Meet the Black Sheep
Yet for those raised in Independent Fundamental Baptist sects, the ‘black sheep’ metaphor takes on other connotations. The ‘black sheep’ of the family was the kid in the stuffed quiver that never took well to the quiver. The ‘black sheep’ was the one that caused the parents much of the grief. The ‘black sheep’ may be the member or adherent that left the IFB fellowship. Or, said sheep may actually have had the gumption to stand up and call out the preacher, telling him from the Bible why he’s wrong.
George Orwell’s works contain a number of famous lines.
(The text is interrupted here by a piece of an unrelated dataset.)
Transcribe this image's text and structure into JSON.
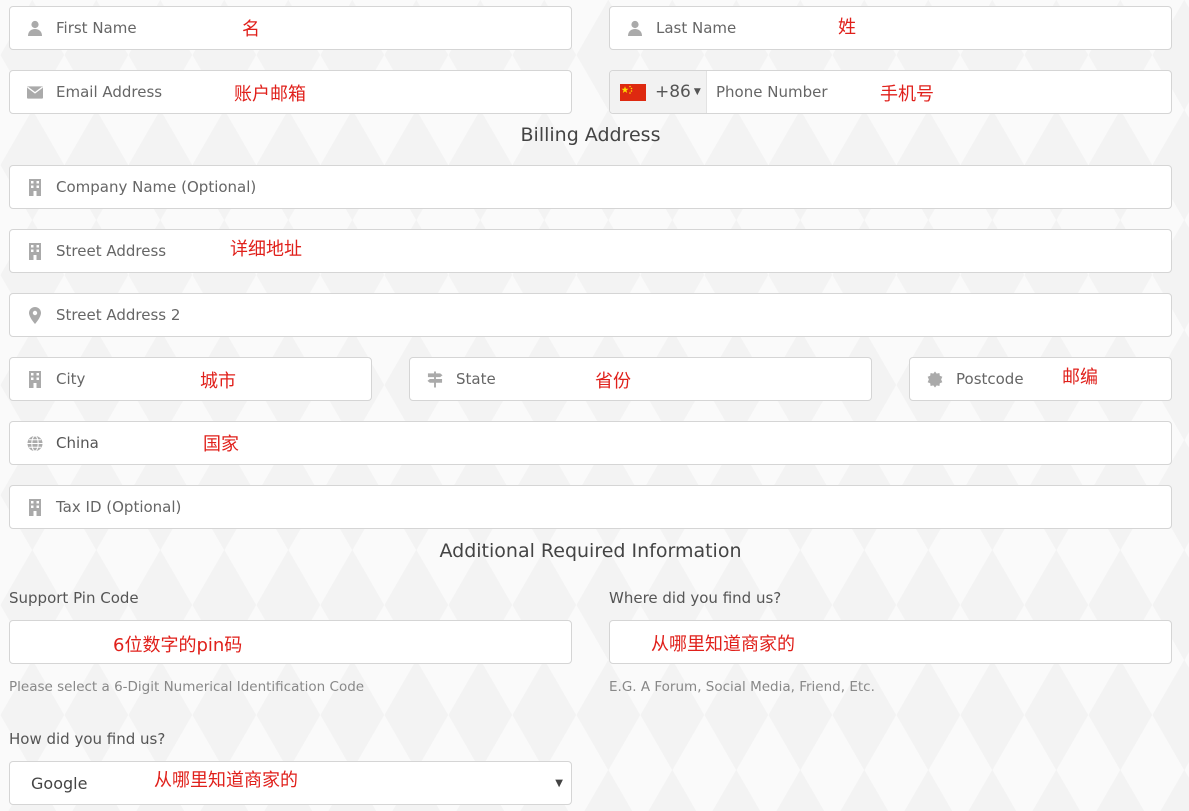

Perhaps one of the better known is taken from the last of the seven commandments found in Animal Farm. It said:
All animals are equal.
But as we know, some animals are more equal than others.
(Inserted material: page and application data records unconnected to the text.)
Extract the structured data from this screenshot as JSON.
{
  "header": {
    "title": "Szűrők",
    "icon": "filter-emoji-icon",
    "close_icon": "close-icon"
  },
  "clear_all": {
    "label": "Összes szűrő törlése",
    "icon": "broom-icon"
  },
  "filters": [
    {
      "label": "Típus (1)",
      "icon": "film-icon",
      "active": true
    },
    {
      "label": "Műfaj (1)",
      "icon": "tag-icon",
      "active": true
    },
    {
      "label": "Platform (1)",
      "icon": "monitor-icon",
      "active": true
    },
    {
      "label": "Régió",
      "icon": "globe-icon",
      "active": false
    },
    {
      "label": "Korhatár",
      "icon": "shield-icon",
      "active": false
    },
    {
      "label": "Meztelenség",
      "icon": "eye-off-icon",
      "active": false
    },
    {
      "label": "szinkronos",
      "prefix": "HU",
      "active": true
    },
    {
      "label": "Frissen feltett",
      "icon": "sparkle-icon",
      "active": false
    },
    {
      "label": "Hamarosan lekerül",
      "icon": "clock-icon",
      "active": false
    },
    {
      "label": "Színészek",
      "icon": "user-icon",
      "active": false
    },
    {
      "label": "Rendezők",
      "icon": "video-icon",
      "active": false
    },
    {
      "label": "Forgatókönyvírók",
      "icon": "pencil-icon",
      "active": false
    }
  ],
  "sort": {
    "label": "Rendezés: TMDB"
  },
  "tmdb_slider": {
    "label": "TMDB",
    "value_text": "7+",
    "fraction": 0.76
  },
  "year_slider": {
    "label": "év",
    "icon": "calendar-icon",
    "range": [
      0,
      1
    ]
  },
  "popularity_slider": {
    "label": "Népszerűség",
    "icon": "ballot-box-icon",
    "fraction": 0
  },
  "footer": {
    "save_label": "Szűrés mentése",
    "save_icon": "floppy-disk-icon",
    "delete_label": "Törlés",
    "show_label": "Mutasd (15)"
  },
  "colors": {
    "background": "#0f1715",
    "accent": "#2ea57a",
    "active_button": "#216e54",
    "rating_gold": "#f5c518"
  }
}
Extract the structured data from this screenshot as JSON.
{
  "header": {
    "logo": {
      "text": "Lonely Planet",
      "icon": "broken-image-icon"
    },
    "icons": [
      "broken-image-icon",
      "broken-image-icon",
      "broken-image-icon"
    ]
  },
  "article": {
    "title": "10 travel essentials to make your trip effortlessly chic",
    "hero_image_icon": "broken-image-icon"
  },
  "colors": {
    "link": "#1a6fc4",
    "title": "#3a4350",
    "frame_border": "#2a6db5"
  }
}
Today’s [Black Sheep] Friday Challenge
In the spirit of the Naked Pastor’s cartoon, and Orwell’s famous line from Animal Farm, what ‘more-or-less-equal’ sheep and/or black sheep stories can you relate from your experience or observations in the IFB movement? Do all sheep equally equal? Or is ‘equal’ decided by which family produced this particular sheep? Or maybe how much a sheep matters turns on how much wool the sheep contributes. What if the sheep really is ‘black?’ Or, do other factors count?
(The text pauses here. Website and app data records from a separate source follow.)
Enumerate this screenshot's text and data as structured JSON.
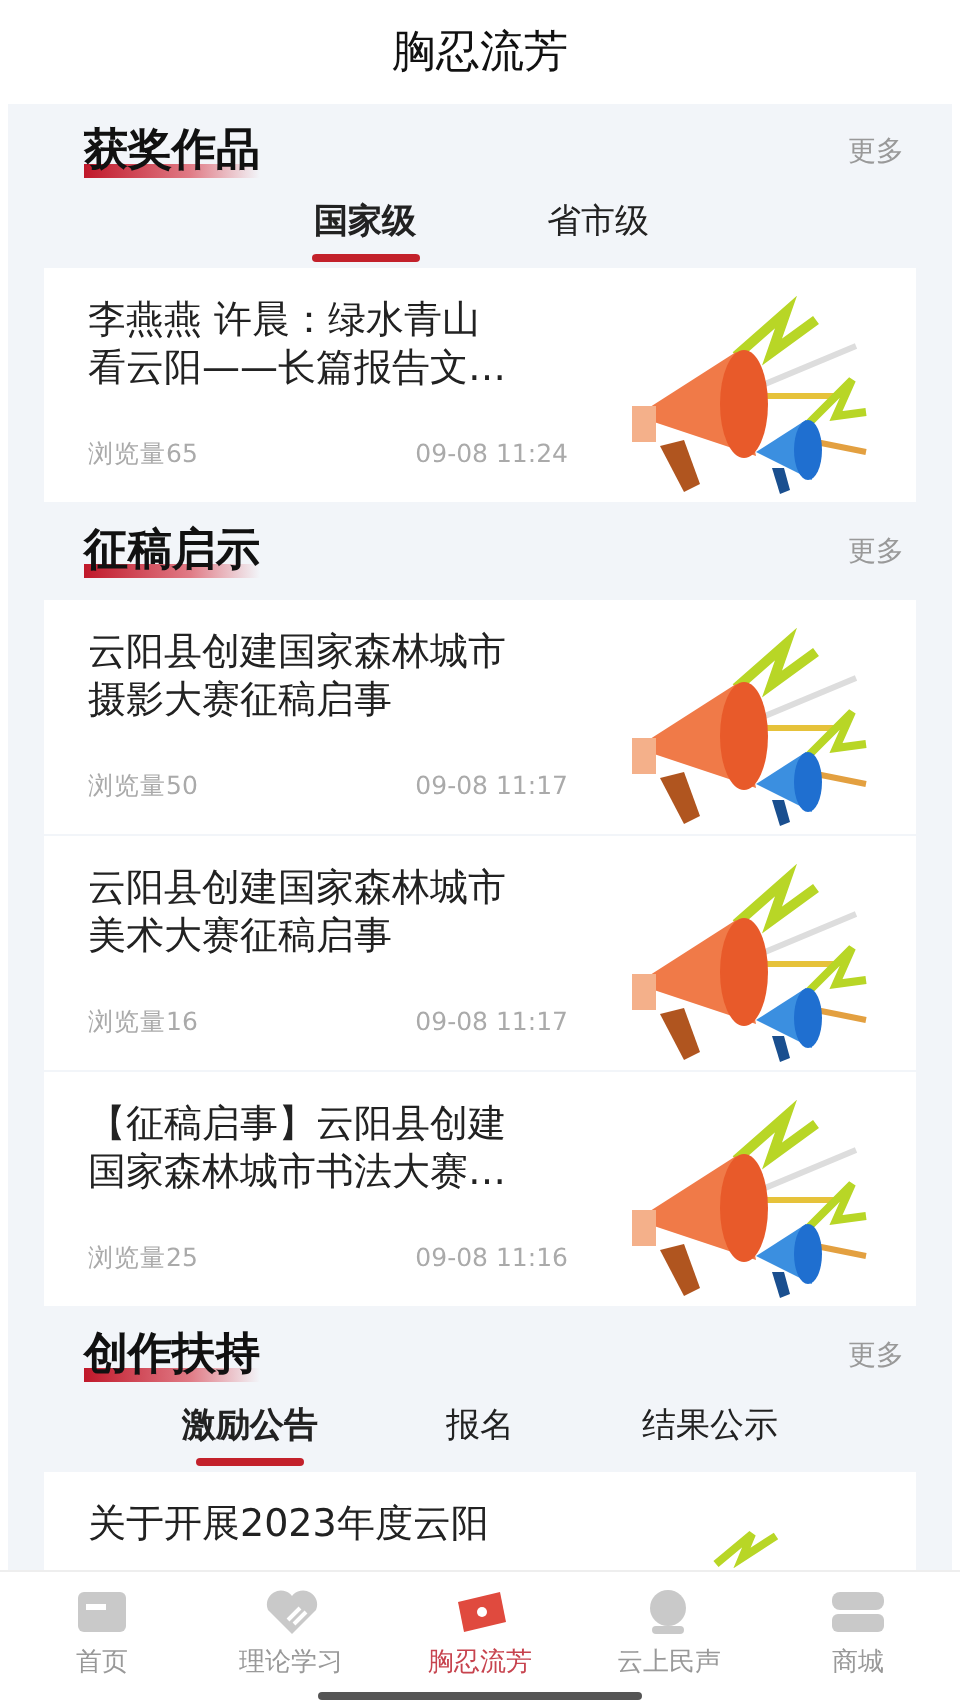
{
  "header": {
    "title": "胸忍流芳"
  },
  "sections": [
    {
      "title": "获奖作品",
      "more": "更多",
      "tabs": [
        {
          "label": "国家级",
          "selected": true
        },
        {
          "label": "省市级",
          "selected": false
        }
      ],
      "items": [
        {
          "title": "李燕燕 许晨：绿水青山看云阳——长篇报告文…",
          "views": "浏览量65",
          "time": "09-08 11:24"
        }
      ]
    },
    {
      "title": "征稿启示",
      "more": "更多",
      "items": [
        {
          "title": "云阳县创建国家森林城市摄影大赛征稿启事",
          "views": "浏览量50",
          "time": "09-08 11:17"
        },
        {
          "title": "云阳县创建国家森林城市美术大赛征稿启事",
          "views": "浏览量16",
          "time": "09-08 11:17"
        },
        {
          "title": "【征稿启事】云阳县创建国家森林城市书法大赛…",
          "views": "浏览量25",
          "time": "09-08 11:16"
        }
      ]
    },
    {
      "title": "创作扶持",
      "more": "更多",
      "tabs": [
        {
          "label": "激励公告",
          "selected": true
        },
        {
          "label": "报名",
          "selected": false
        },
        {
          "label": "结果公示",
          "selected": false
        }
      ],
      "items": [
        {
          "title": "关于开展2023年度云阳"
        }
      ]
    }
  ],
  "bottom_nav": [
    {
      "label": "首页",
      "selected": false
    },
    {
      "label": "理论学习",
      "selected": false
    },
    {
      "label": "胸忍流芳",
      "selected": true
    },
    {
      "label": "云上民声",
      "selected": false
    },
    {
      "label": "商城",
      "selected": false
    }
  ]
}
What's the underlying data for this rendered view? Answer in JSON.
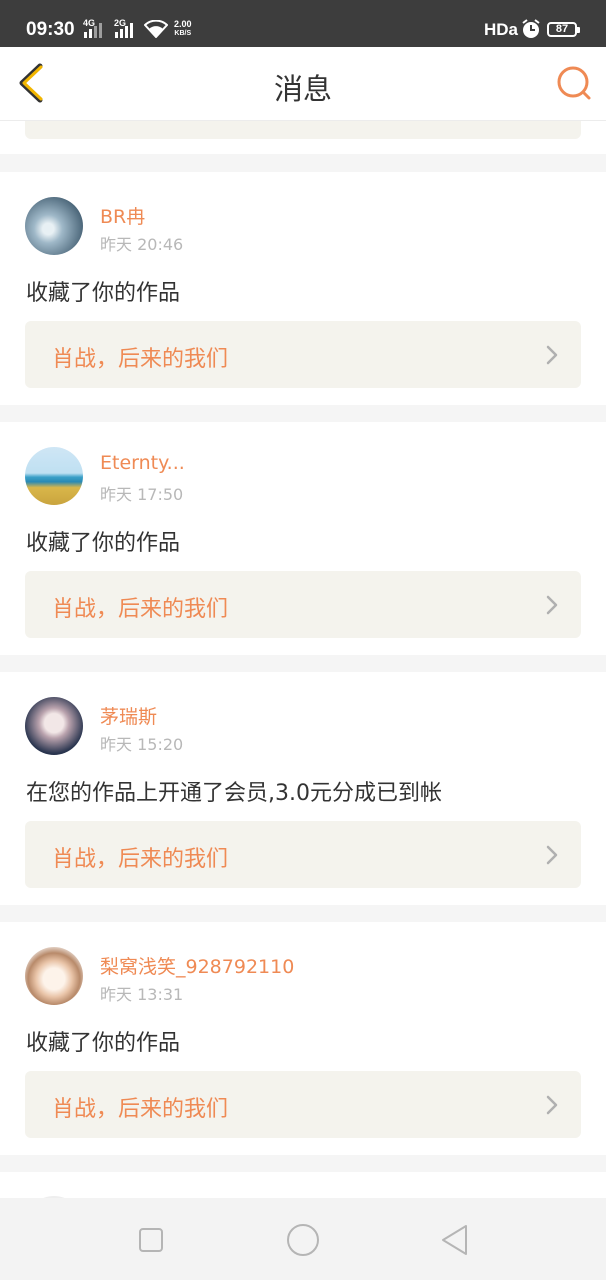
{
  "status_bar": {
    "time": "09:30",
    "signal_1_label": "4G",
    "signal_2_label": "2G",
    "speed_value": "2.00",
    "speed_unit": "KB/S",
    "hd_label": "HDa",
    "battery_level": "87"
  },
  "header": {
    "title": "消息",
    "back_icon": "chevron-left-icon",
    "search_icon": "search-icon"
  },
  "colors": {
    "accent": "#ef8a54",
    "back_arrow": "#f2b600",
    "work_box_bg": "#f4f3ed"
  },
  "notifications": [
    {
      "username": "BR冉",
      "time": "昨天 20:46",
      "message": "收藏了你的作品",
      "work_title": "肖战，后来的我们"
    },
    {
      "username": "Eternty...",
      "time": "昨天 17:50",
      "message": "收藏了你的作品",
      "work_title": "肖战，后来的我们"
    },
    {
      "username": "茅瑞斯",
      "time": "昨天 15:20",
      "message": "在您的作品上开通了会员,3.0元分成已到帐",
      "work_title": "肖战，后来的我们"
    },
    {
      "username": "梨窝浅笑_928792110",
      "time": "昨天 13:31",
      "message": "收藏了你的作品",
      "work_title": "肖战，后来的我们"
    }
  ],
  "nav": {
    "recent_icon": "square-icon",
    "home_icon": "circle-icon",
    "back_icon": "triangle-back-icon"
  }
}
Where was this sheep black — in an IFB sect, a Christian Day School, or at Fundy College? What did this sheep do that made it black? Was the phrase, ‘black sheep’ actually used? What happened to that black sheep?